┌──

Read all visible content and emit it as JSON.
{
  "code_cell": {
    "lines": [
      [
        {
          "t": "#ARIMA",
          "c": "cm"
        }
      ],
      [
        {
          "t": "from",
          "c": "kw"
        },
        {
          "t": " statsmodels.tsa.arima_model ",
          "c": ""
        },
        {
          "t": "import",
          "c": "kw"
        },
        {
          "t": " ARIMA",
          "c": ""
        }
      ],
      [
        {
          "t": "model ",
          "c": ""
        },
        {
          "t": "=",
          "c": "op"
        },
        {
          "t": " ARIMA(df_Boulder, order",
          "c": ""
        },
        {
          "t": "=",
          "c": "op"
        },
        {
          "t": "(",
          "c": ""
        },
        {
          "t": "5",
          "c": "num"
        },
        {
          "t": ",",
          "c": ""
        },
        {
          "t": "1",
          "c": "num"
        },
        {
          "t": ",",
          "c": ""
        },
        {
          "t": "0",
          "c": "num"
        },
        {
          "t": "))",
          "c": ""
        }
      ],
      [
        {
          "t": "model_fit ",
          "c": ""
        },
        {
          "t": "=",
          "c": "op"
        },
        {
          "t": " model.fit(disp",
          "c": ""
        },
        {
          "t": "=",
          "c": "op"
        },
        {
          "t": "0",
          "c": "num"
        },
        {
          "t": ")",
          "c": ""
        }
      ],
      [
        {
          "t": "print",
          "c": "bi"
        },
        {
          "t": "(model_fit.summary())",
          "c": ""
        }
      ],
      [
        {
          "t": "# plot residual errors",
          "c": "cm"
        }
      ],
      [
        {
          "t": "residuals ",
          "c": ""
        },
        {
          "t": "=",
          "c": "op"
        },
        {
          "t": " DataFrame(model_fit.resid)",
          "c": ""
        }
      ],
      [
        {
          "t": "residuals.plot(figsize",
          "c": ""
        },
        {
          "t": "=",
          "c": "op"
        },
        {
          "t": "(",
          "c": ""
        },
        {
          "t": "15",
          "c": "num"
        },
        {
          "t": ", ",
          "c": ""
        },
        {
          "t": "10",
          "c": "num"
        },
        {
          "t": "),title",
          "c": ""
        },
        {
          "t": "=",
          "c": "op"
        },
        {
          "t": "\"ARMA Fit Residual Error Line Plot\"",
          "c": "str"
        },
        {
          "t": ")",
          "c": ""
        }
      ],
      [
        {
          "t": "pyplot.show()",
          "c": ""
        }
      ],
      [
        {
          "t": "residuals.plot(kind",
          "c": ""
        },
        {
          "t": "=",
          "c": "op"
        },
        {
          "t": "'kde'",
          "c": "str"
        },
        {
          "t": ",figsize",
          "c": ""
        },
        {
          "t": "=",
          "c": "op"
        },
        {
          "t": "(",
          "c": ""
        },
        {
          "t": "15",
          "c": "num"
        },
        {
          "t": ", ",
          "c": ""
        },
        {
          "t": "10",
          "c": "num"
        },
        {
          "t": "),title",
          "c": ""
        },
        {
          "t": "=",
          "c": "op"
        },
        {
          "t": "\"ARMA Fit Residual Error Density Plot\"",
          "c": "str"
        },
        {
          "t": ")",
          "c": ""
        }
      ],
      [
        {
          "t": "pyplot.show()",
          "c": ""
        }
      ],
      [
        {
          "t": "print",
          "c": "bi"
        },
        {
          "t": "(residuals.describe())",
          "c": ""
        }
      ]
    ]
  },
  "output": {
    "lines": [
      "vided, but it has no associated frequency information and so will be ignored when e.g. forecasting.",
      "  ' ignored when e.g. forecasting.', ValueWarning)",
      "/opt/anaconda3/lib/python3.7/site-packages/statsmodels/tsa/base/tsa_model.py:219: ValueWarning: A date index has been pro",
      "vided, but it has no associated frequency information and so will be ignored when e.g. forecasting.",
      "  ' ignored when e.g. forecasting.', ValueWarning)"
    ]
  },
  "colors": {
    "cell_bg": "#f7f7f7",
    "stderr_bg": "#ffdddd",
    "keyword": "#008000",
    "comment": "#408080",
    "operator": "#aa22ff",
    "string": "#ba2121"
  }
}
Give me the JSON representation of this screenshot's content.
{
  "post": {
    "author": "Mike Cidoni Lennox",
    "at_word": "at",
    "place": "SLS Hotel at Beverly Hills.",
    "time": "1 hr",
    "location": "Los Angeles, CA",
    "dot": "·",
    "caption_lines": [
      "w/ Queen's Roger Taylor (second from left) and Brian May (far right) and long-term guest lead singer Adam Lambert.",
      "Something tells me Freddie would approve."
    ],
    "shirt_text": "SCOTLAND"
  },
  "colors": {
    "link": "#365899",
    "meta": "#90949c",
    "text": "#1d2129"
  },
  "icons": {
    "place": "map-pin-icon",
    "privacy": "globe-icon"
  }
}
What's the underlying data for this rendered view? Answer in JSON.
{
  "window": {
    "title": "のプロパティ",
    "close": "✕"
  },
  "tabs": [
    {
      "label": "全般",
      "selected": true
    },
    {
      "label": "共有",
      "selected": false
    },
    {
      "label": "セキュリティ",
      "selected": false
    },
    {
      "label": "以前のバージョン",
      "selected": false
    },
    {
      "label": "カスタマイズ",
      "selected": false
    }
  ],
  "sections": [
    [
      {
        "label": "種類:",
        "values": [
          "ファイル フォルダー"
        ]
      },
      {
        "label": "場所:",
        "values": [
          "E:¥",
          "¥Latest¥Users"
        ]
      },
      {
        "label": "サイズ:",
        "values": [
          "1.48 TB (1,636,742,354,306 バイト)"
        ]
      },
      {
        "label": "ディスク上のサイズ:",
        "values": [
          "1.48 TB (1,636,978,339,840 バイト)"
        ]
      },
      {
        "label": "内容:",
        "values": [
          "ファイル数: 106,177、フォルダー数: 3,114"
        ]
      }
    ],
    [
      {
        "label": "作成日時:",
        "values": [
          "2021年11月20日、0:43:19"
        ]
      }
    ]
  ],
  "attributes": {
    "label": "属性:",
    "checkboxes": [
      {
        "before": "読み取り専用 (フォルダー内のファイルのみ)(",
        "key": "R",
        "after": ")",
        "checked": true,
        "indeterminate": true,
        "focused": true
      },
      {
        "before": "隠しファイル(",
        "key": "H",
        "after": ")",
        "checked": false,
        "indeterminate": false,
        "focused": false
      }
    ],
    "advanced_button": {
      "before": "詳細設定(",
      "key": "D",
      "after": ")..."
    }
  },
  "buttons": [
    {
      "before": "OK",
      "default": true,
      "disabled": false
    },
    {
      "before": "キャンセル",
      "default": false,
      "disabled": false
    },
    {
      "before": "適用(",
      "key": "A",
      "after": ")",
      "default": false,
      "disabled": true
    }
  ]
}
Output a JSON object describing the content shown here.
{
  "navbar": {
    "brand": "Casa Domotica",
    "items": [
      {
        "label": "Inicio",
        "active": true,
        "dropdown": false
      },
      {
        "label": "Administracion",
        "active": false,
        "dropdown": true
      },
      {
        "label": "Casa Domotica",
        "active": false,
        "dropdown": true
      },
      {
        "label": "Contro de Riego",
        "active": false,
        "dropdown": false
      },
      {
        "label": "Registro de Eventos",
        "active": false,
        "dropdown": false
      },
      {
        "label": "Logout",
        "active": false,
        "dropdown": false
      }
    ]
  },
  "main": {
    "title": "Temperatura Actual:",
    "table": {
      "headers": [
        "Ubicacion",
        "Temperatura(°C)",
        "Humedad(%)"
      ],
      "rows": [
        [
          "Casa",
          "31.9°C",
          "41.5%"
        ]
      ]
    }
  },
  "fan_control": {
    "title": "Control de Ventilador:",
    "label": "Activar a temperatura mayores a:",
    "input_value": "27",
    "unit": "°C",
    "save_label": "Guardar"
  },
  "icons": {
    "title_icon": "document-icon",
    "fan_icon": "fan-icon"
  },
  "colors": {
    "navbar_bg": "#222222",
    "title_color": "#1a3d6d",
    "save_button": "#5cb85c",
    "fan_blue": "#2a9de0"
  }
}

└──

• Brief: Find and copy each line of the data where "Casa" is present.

• Written solution:
    "brand": "Casa Domotica",
        "label": "Casa Domotica",
          "Casa",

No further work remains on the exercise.